Uses a fast indexing technique to provide contextual hints (auto-completion, available object members, import suggestions).
On-the-fly code analysis to detect errors and propose refactorization.
Pro Smart refactorings
IDEA places an emphasis in safe refactoring, offering a variety of features to make this possible for a variety of languages.
These features include safe delete, type migration and replacing method code duplicates.
Pro Intuitive and slick UI
IDEA has a clean, intuitive interface with some customization available (such as the Darcula theme).
Pro Lots of plugins
Many plugins are available for almost any task a developer may need to cover. Plugins are developed by Jetbrains themselves or by 3rd parties through the SDK available for writing them.
Pro Support for many languages
IntelliJ supports many languages besides Java, some of these are: golang, Scala, Clojure, Groovy, Bash, etc.
Pro Stable and robust
IntelliJ IDEA hardly ever crashes or has any issues that plague other Java IDEs like file corruption or slowness.
Pro Android support, JavaEE support, etc
A very complete development environment support.
Pro Free version available
There is a free community edition (open source) and an ultimate edition, which you can compare here.
The ultimate edition is available for free for one year for students but must be registered through an .edu e-mail account.
Pro Clear and detailed documentation
The documentation is exhaustive, easy to navigate, and clearly worded.
Pro Many convenient features
These simplify the daily work, e.g. copy/cut a whole line without the need to select it.
Pro Very powerful debugger
With ability to step into a certain part of a large method invocation (Shift+F7), drop frame, executing code snippets, showing method return values, etc.
Pro Gradle support
Pro Buit-in Git support
Con Defaults are unfriendly for a long-time bash user
Expect to find a configuration you like (or use the configuration utility) to set reasonable preferences. Default zsh interaction is different enough to make you stutter through what used to be familiar workflows.
Con Requires a lot of configuration to be used fully
Zsh requires a lot of tinkering with configuration files and downloading plugins in order to be able to do tasks which other shells may be able to do out of the box.
Con Not fully compatible with bash
There is a small chance you may have a bash script that doesn't work in zsh, although this is very very rare and most developers will never run into any issues.
Con Slow startup
Startup can be slow deepending on system configuration
Con Uses a lot of RAM
Con Standard hotkeys behave differently

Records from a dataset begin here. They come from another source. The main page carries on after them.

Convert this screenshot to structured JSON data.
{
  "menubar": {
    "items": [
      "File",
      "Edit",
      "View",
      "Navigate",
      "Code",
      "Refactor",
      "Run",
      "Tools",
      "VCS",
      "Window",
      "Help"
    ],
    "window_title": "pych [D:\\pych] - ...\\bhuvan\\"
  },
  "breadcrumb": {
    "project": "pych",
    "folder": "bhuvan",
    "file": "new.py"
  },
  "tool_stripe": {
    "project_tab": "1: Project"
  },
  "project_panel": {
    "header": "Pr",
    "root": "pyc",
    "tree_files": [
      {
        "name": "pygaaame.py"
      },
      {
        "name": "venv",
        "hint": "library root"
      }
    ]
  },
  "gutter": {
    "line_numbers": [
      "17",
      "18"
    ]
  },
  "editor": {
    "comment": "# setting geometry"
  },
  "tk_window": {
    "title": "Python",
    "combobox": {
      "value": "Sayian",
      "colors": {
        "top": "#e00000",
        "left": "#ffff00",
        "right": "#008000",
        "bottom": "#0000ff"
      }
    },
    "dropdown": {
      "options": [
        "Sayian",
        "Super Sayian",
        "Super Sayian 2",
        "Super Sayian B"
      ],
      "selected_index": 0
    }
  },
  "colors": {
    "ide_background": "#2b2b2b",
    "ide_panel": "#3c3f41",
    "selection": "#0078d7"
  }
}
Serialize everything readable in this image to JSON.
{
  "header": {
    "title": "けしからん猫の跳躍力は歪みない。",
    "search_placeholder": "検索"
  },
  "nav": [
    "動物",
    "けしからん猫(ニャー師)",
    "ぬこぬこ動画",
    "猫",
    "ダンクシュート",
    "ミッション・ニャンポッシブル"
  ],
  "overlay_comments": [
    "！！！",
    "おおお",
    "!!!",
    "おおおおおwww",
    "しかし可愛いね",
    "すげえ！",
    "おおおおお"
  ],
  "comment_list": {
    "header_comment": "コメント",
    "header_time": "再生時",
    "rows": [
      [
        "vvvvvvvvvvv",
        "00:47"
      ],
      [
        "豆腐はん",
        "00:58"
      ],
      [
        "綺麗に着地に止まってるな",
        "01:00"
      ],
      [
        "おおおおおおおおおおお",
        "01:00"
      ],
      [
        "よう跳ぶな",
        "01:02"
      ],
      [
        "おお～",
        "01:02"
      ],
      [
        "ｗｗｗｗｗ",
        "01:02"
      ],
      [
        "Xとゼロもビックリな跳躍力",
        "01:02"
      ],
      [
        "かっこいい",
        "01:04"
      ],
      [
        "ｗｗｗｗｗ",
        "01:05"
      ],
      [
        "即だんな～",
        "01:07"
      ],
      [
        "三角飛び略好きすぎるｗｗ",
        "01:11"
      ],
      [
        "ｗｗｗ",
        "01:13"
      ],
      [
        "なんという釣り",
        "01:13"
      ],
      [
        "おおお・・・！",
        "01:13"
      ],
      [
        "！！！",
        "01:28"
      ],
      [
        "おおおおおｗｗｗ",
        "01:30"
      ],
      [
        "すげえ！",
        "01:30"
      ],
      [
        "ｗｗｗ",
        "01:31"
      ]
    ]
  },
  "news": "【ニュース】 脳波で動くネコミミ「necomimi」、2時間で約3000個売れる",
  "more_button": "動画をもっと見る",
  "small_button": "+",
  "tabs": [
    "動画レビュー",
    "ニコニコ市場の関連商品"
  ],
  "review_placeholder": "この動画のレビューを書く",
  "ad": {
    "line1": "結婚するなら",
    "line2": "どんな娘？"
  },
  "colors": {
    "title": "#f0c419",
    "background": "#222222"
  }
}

Seems like hotkeys assignment in Idea has no logical consistency.
Like «F3» is usually next match, «Ctrl+W» - close tab, etc — they map to some different action by default.

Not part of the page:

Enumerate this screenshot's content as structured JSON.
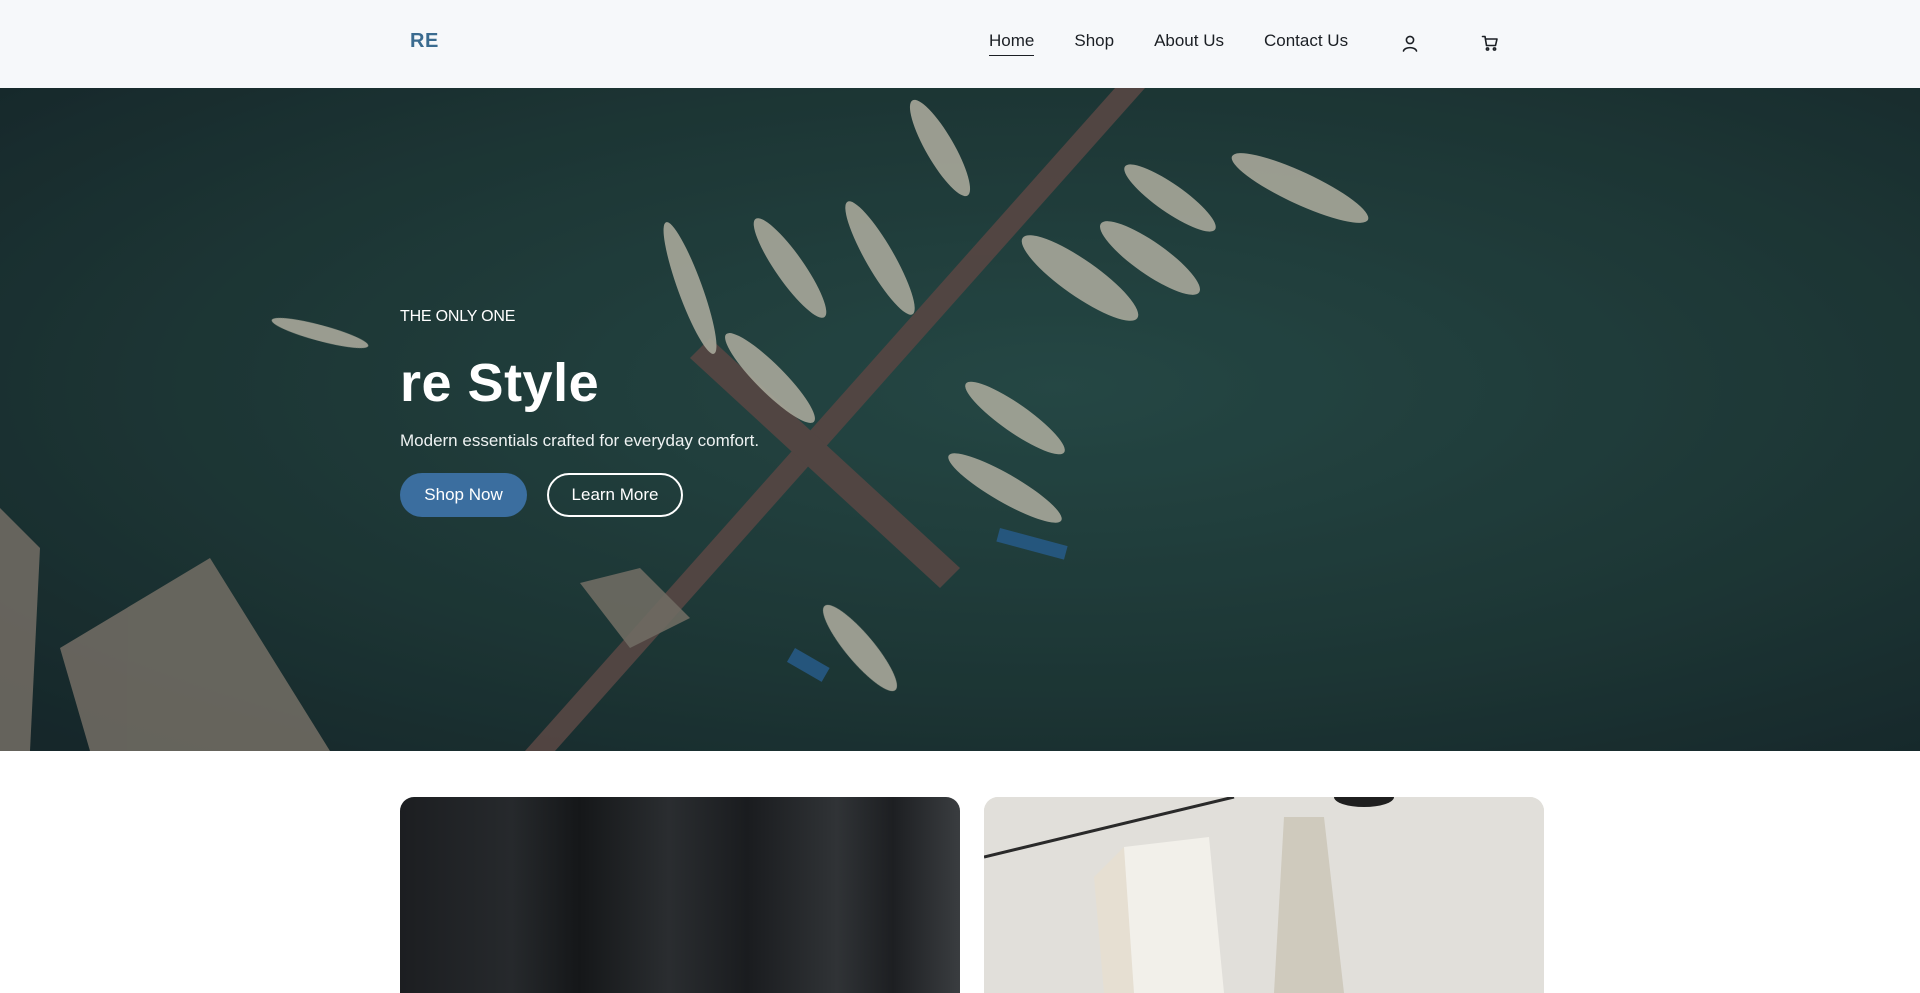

There is a good effort in making the IDE friendly for immigrants from other products: there are options to use hotkeys from Eclipse, and even emacs. But these mappings are very incomplete. And help pages do not take this remapping into account, rather mentioning the standard hotkeys.
So, people coming from other IDEs/editors are doomed to using mouse and context menus (which are rather big and complex).
Con Bugs are not solved as often as they should
They are more interested in adding new features or issuing new versions than solving bugs.
Con Cannot open multiple projects in the same window
Con Built with closed source components
The version with full features is not opensource. Parts of the code are under apache licence though.
Con Lack of plugins
IntelliJ supports a very small amount of plugins. Although these are 'quality approved', many features are missing and can't be implemented because of that.